Commonwealth Of Pennsylvania And State Police To Pay $2.2 Million Settlement

The United States government pitted itself against both the Commonwealth of Pennsylvania and the Pennsylvania State Police (PSP) in a recent lawsuit, contesting that the state trooper hiring process was gender-biased and in direct contradiction to Title VII of the Civil Rights Act of 1964. Title VII guarantees a person’s right to find employment or sign a lease free from discrimination based on race, color, religion, sex and national origin.

An attorney for neighboring NYC Lipsky Lowe employment law firm anonymously commented: “We were surprised it took so long for the Justice Department to recognize the wrongdoing by the PSP as far back as 2003. The tests employed by the PSP were very obviously discriminatory and disrespectful to women.”

According to the lawsuit, the PSP violated the rights of several applicants by testing for skills not required to perform tasks related to the job. 

Principal Deputy Assistant Attorney General Pamela S. Karlan of the Justice Department’s Civil Rights Division said, “Employers cannot impose selection criteria that unfairly screen out qualified female applicants. When the Pennsylvania State Police use a physical fitness test as part of the process for choosing state troopers, they must ensure that the test complies with federal law. This settlement agreement reflects the Civil Right Division’s continued commitment to removing artificial barriers that prevent women from becoming law enforcement officers.”

The settlement means that the PSP will pay a surprising $2.2 million into a fund that will become available to the women who were involved in the lawsuit. PSP will also be forced to alter its work environment to be more beneficial for the women who already work there. PSP will offer hiring relief and retroactive seniority to at least 65 women for the jobs that they were barred from receiving. The applicants must still pass all relevant physical examinations.

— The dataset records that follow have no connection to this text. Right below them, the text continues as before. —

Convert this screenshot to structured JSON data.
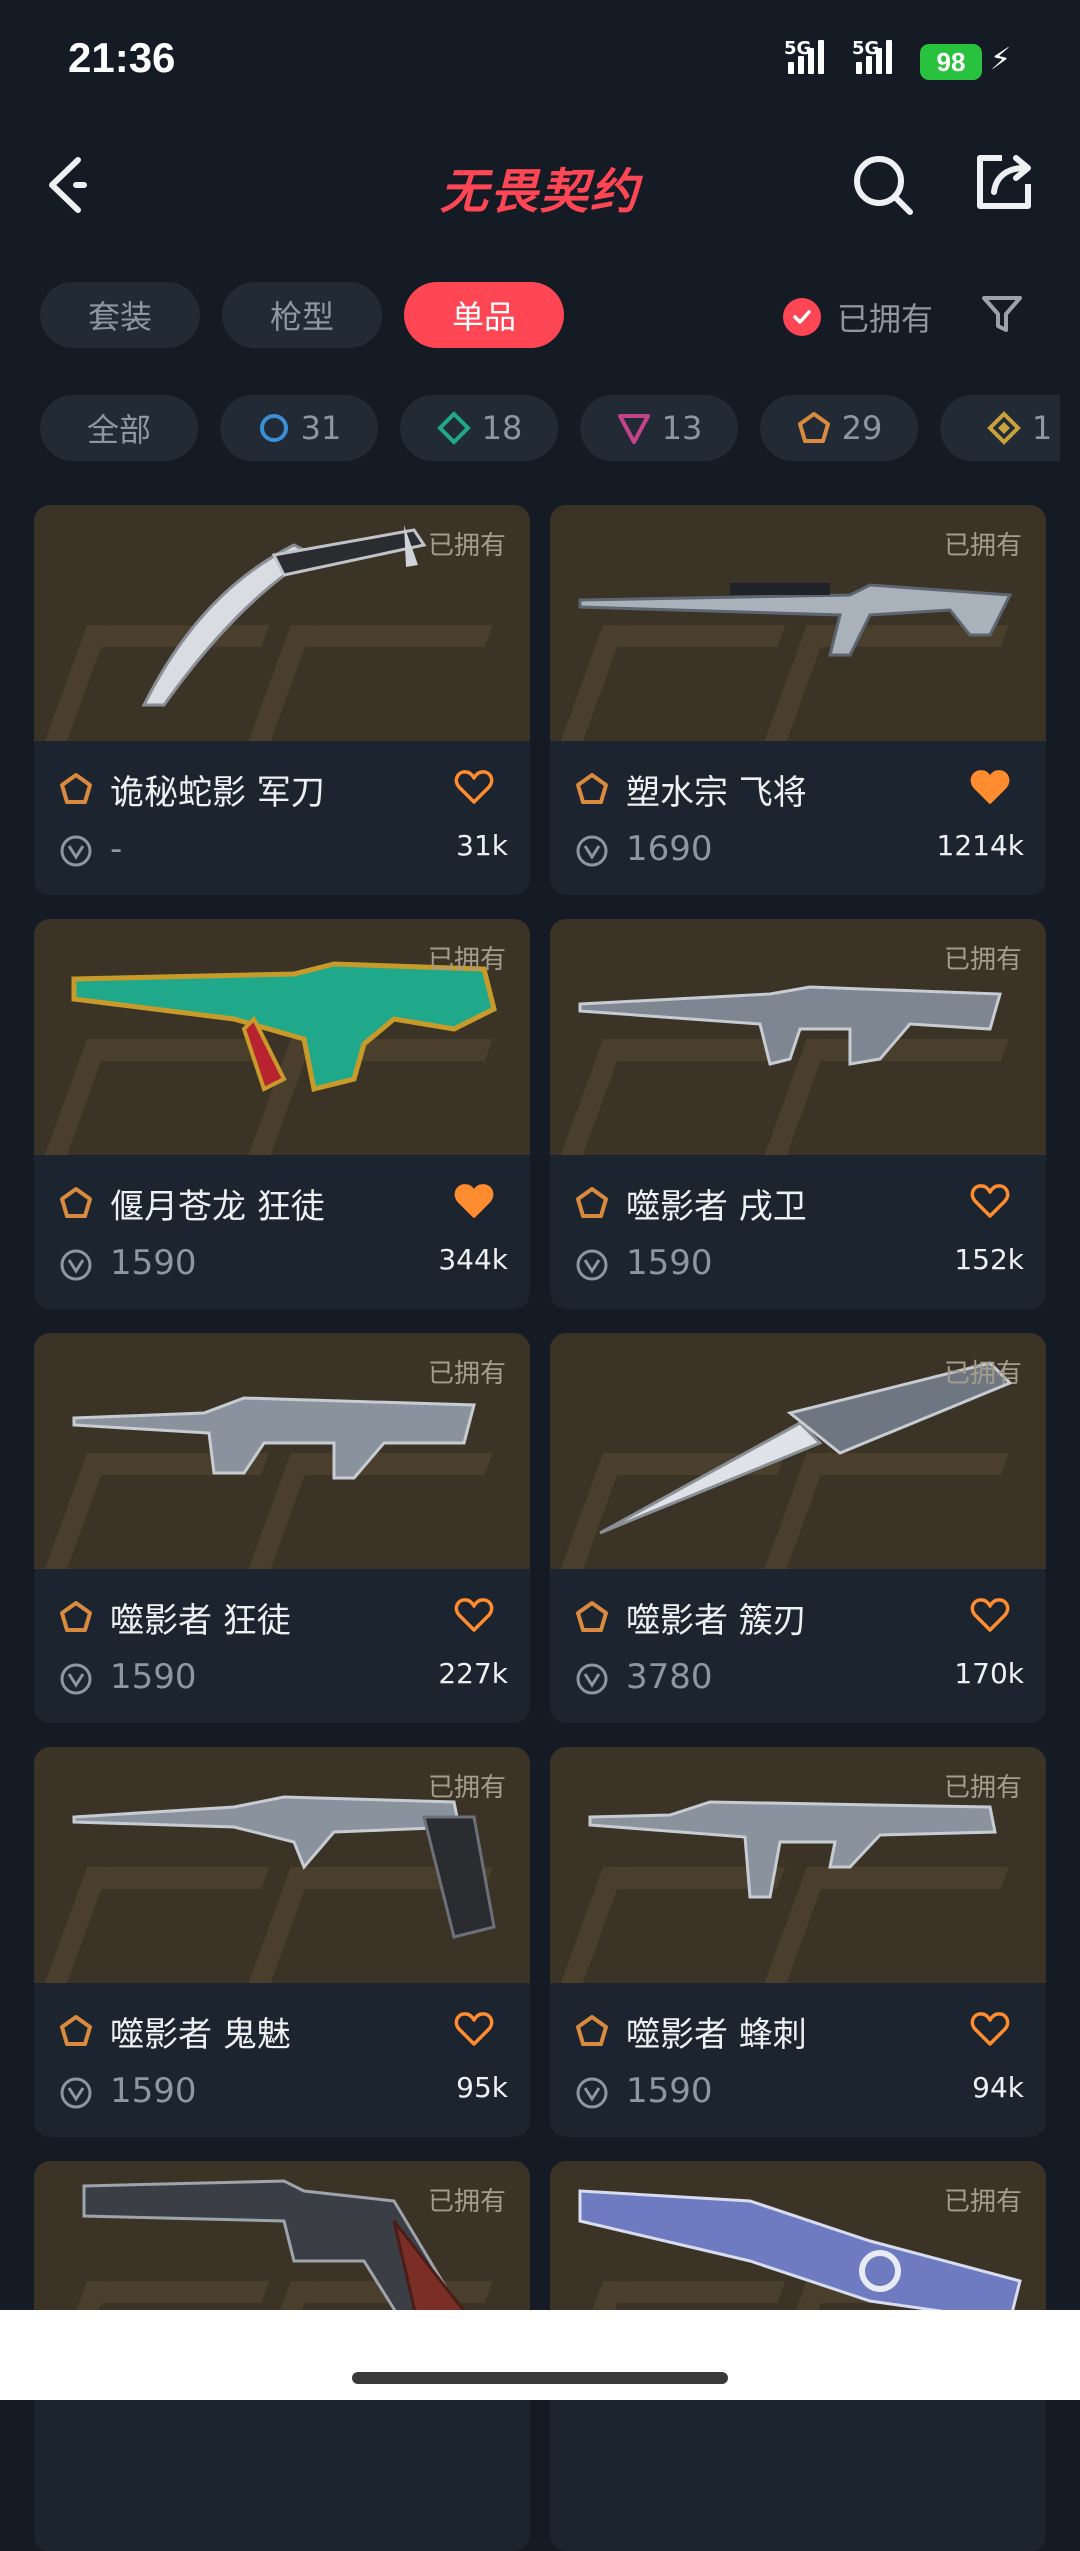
{
  "status": {
    "time": "21:36",
    "signal1": "5G",
    "signal2": "5G",
    "battery": "98"
  },
  "header": {
    "title": "无畏契约"
  },
  "tabs": [
    {
      "label": "套装",
      "active": false
    },
    {
      "label": "枪型",
      "active": false
    },
    {
      "label": "单品",
      "active": true
    }
  ],
  "owned_filter": {
    "label": "已拥有",
    "checked": true
  },
  "tiers": [
    {
      "label": "全部",
      "icon": ""
    },
    {
      "label": "31",
      "icon": "select-tier-icon",
      "color": "#3a8fd6"
    },
    {
      "label": "18",
      "icon": "deluxe-tier-icon",
      "color": "#1fa88a"
    },
    {
      "label": "13",
      "icon": "premium-tier-icon",
      "color": "#c4448b"
    },
    {
      "label": "29",
      "icon": "exclusive-tier-icon",
      "color": "#d98a3e"
    },
    {
      "label": "1",
      "icon": "ultra-tier-icon",
      "color": "#c8a23a"
    }
  ],
  "items": [
    {
      "name": "诡秘蛇影 军刀",
      "owned": "已拥有",
      "price": "-",
      "likes": "31k",
      "liked": false
    },
    {
      "name": "塑水宗 飞将",
      "owned": "已拥有",
      "price": "1690",
      "likes": "1214k",
      "liked": true
    },
    {
      "name": "偃月苍龙 狂徒",
      "owned": "已拥有",
      "price": "1590",
      "likes": "344k",
      "liked": true
    },
    {
      "name": "噬影者 戌卫",
      "owned": "已拥有",
      "price": "1590",
      "likes": "152k",
      "liked": false
    },
    {
      "name": "噬影者 狂徒",
      "owned": "已拥有",
      "price": "1590",
      "likes": "227k",
      "liked": false
    },
    {
      "name": "噬影者 簇刃",
      "owned": "已拥有",
      "price": "3780",
      "likes": "170k",
      "liked": false
    },
    {
      "name": "噬影者 鬼魅",
      "owned": "已拥有",
      "price": "1590",
      "likes": "95k",
      "liked": false
    },
    {
      "name": "噬影者 蜂刺",
      "owned": "已拥有",
      "price": "1590",
      "likes": "94k",
      "liked": false
    },
    {
      "owned": "已拥有"
    },
    {
      "owned": "已拥有"
    }
  ],
  "colors": {
    "accent": "#ff4655",
    "heart": "#ff8c2e",
    "tier_exclusive": "#d98a3e"
  }
}
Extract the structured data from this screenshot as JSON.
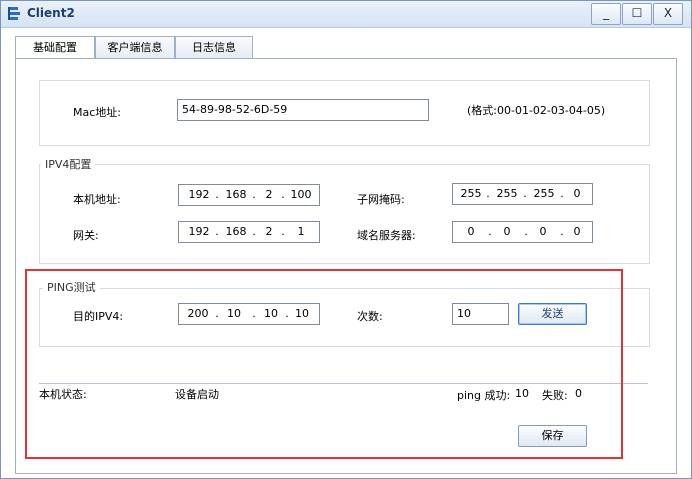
{
  "window": {
    "title": "Client2",
    "controls": [
      "_",
      "☐",
      "X"
    ]
  },
  "tabs": [
    {
      "label": "基础配置",
      "active": true
    },
    {
      "label": "客户端信息",
      "active": false
    },
    {
      "label": "日志信息",
      "active": false
    }
  ],
  "mac": {
    "label": "Mac地址:",
    "value": "54-89-98-52-6D-59",
    "hint": "(格式:00-01-02-03-04-05)"
  },
  "ipv4": {
    "group_label": "IPV4配置",
    "local_label": "本机地址:",
    "local": [
      "192",
      "168",
      "2",
      "100"
    ],
    "mask_label": "子网掩码:",
    "mask": [
      "255",
      "255",
      "255",
      "0"
    ],
    "gateway_label": "网关:",
    "gateway": [
      "192",
      "168",
      "2",
      "1"
    ],
    "dns_label": "域名服务器:",
    "dns": [
      "0",
      "0",
      "0",
      "0"
    ]
  },
  "ping": {
    "group_label": "PING测试",
    "dest_label": "目的IPV4:",
    "dest": [
      "200",
      "10",
      "10",
      "10"
    ],
    "count_label": "次数:",
    "count": "10",
    "send_label": "发送"
  },
  "status": {
    "label": "本机状态:",
    "value": "设备启动",
    "ping_success_label": "ping 成功:",
    "ping_success": "10",
    "fail_label": "失败:",
    "fail": "0"
  },
  "save_label": "保存",
  "colors": {
    "highlight": "#e0343a",
    "title_text": "#1f3f6a"
  }
}
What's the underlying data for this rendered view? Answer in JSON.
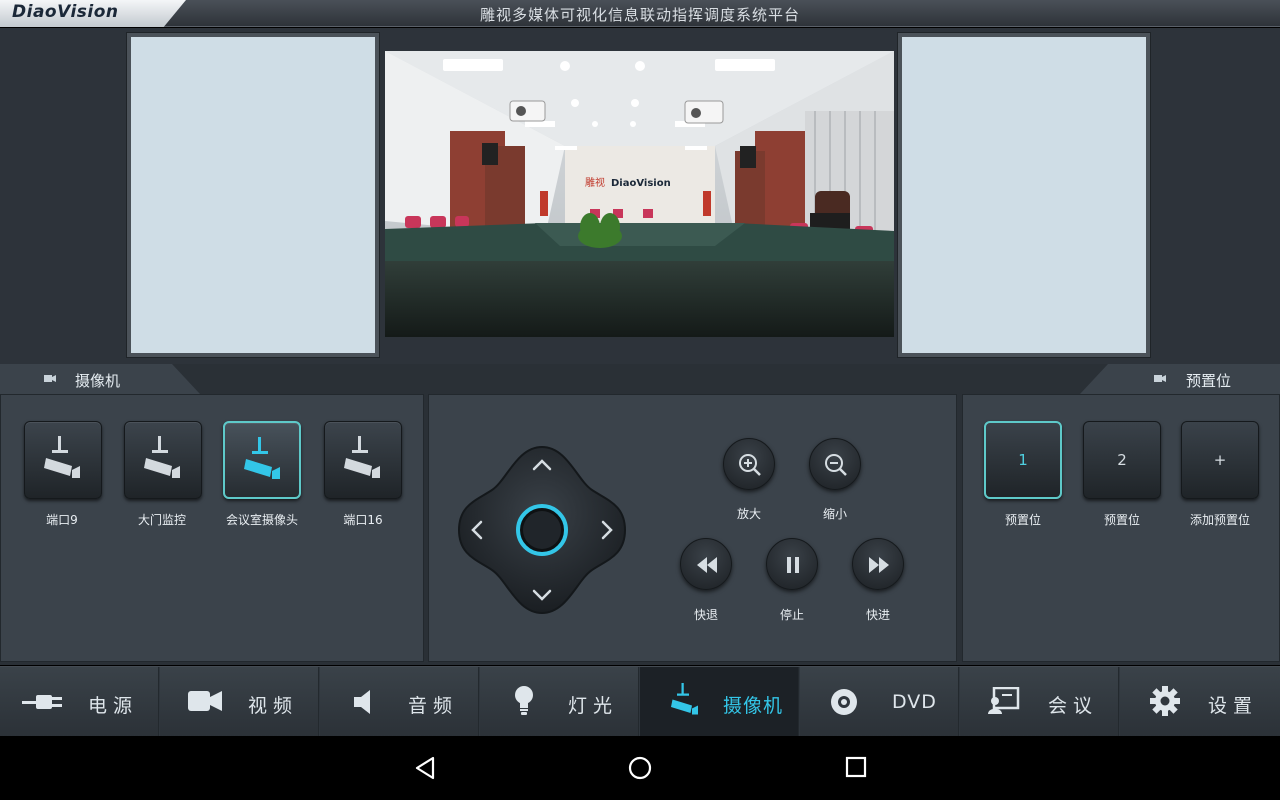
{
  "header": {
    "logo": "DiaoVision",
    "title": "雕视多媒体可视化信息联动指挥调度系统平台"
  },
  "camera_section": {
    "title": "摄像机",
    "cameras": [
      {
        "label": "端口9",
        "active": false
      },
      {
        "label": "大门监控",
        "active": false
      },
      {
        "label": "会议室摄像头",
        "active": true
      },
      {
        "label": "端口16",
        "active": false
      }
    ]
  },
  "ptz": {
    "zoom_in": "放大",
    "zoom_out": "缩小",
    "rewind": "快退",
    "stop": "停止",
    "forward": "快进"
  },
  "preset_section": {
    "title": "预置位",
    "presets": [
      {
        "value": "1",
        "label": "预置位",
        "active": true
      },
      {
        "value": "2",
        "label": "预置位",
        "active": false
      },
      {
        "value": "+",
        "label": "添加预置位",
        "active": false
      }
    ]
  },
  "nav": {
    "items": [
      {
        "label": "电源",
        "icon": "plug-icon"
      },
      {
        "label": "视频",
        "icon": "video-camera-icon"
      },
      {
        "label": "音频",
        "icon": "speaker-icon"
      },
      {
        "label": "灯光",
        "icon": "light-bulb-icon"
      },
      {
        "label": "摄像机",
        "icon": "security-camera-icon",
        "active": true
      },
      {
        "label": "DVD",
        "icon": "disc-icon"
      },
      {
        "label": "会议",
        "icon": "meeting-icon"
      },
      {
        "label": "设置",
        "icon": "gear-icon"
      }
    ]
  },
  "colors": {
    "accent": "#33c6e8",
    "panel_bg": "#3b434b",
    "screen_bg": "#cfdde6"
  }
}
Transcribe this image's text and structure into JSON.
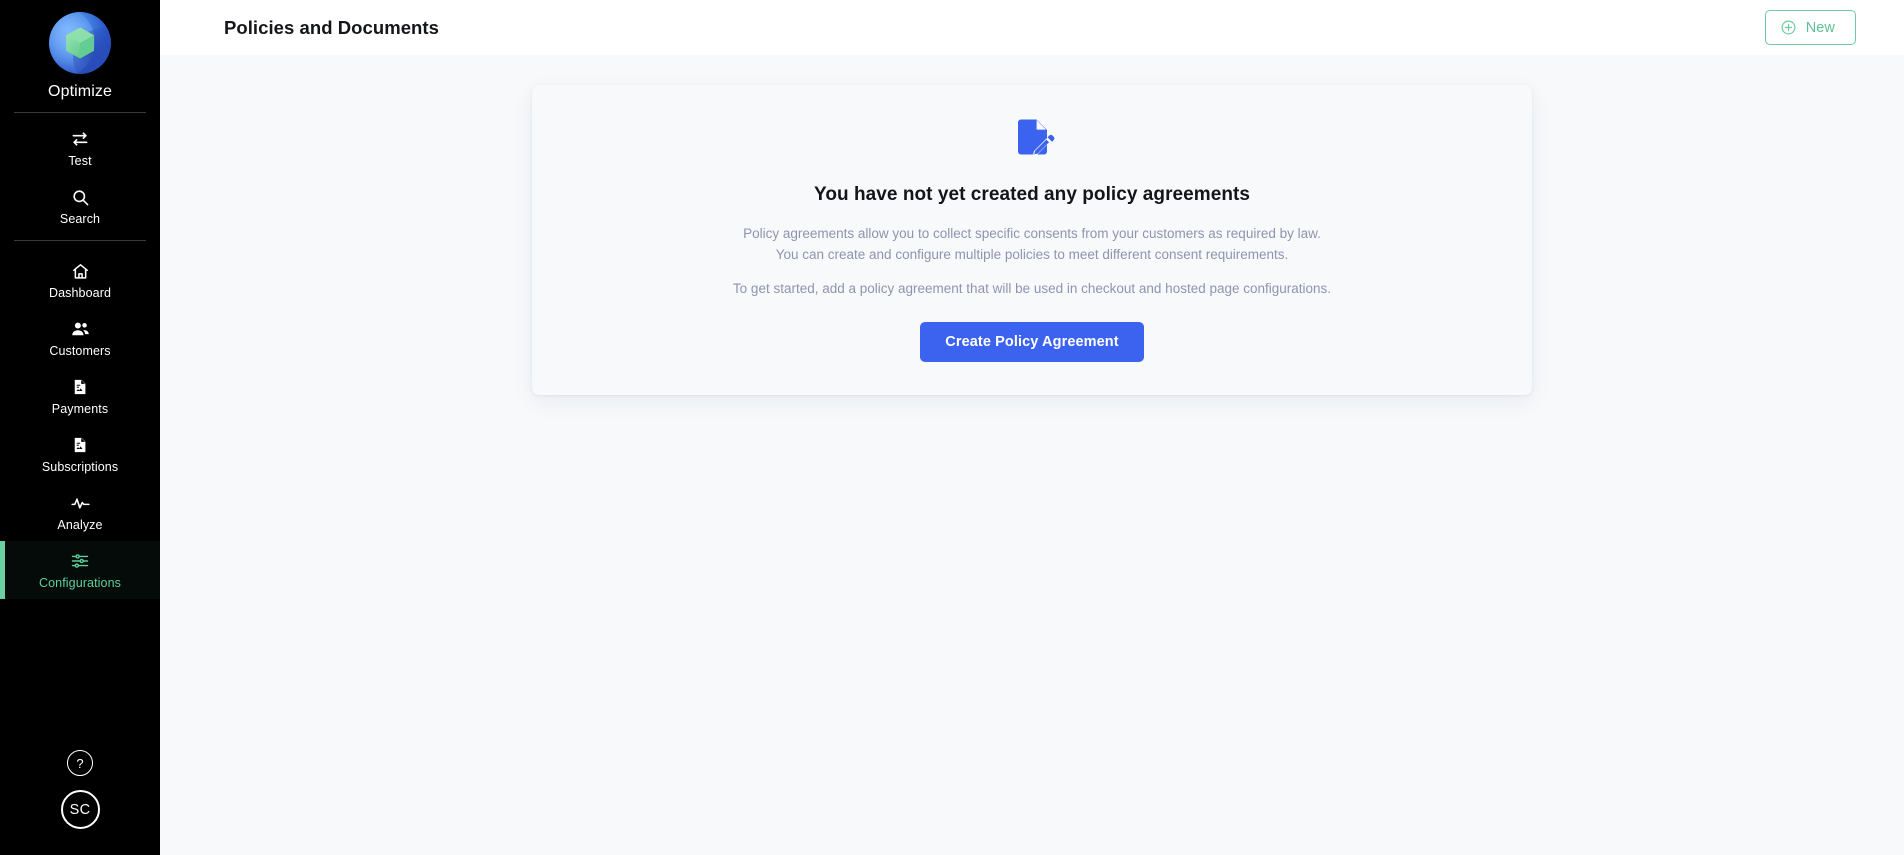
{
  "colors": {
    "sidebar_bg": "#000000",
    "accent_green": "#6bd0a2",
    "accent_blue": "#3b63f0",
    "page_bg": "#f7f9fb",
    "card_bg": "#f8f9fb",
    "muted_text": "#8e94ae"
  },
  "sidebar": {
    "brand_name": "Optimize",
    "logo_icon": "optimize-globe-hexagon-logo",
    "groups": [
      {
        "items": [
          {
            "label": "Test",
            "icon": "transfer-arrows-icon",
            "active": false
          },
          {
            "label": "Search",
            "icon": "search-icon",
            "active": false
          }
        ]
      },
      {
        "items": [
          {
            "label": "Dashboard",
            "icon": "home-icon",
            "active": false
          },
          {
            "label": "Customers",
            "icon": "users-icon",
            "active": false
          },
          {
            "label": "Payments",
            "icon": "document-receipt-icon",
            "active": false
          },
          {
            "label": "Subscriptions",
            "icon": "document-receipt-icon",
            "active": false
          },
          {
            "label": "Analyze",
            "icon": "activity-pulse-icon",
            "active": false
          },
          {
            "label": "Configurations",
            "icon": "sliders-icon",
            "active": true
          }
        ]
      }
    ],
    "help_label": "?",
    "help_icon": "question-mark-circle-icon",
    "avatar_initials": "SC"
  },
  "topbar": {
    "title": "Policies and Documents",
    "new_button_label": "New",
    "new_button_icon": "plus-circle-icon"
  },
  "empty_state": {
    "icon": "document-pencil-icon",
    "title": "You have not yet created any policy agreements",
    "paragraph_1": "Policy agreements allow you to collect specific consents from your customers as required by law. You can create and configure multiple policies to meet different consent requirements.",
    "paragraph_2": "To get started, add a policy agreement that will be used in checkout and hosted page configurations.",
    "cta_label": "Create Policy Agreement"
  }
}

Both parties requested a court order to approve the settlement deal. 

Cases like these are on the rise, but the aforementioned Title VII does nothing to help those who are discriminated against based on sexual orientation or gender identity. The recent Equality Act passed through the House of Representatives, but faces a major hurdle in the United States Senate, where Democrats hold the slimmest of minorities. They need to convince at least ten Republican colleagues to vote for the piece of legislation at a time when Republicans across the country are set on waging war against trans rights. It’s a high bar.

It seems likely now that the only way Biden’s agenda will become law is to remove the filibuster — but the conservative-leaning Democratic Senator Manchin has already put his foot down, saying he will never change his mind to favor the idea. Republicans seem poised to obstruct every piece of major legislation that Biden has set his sights on.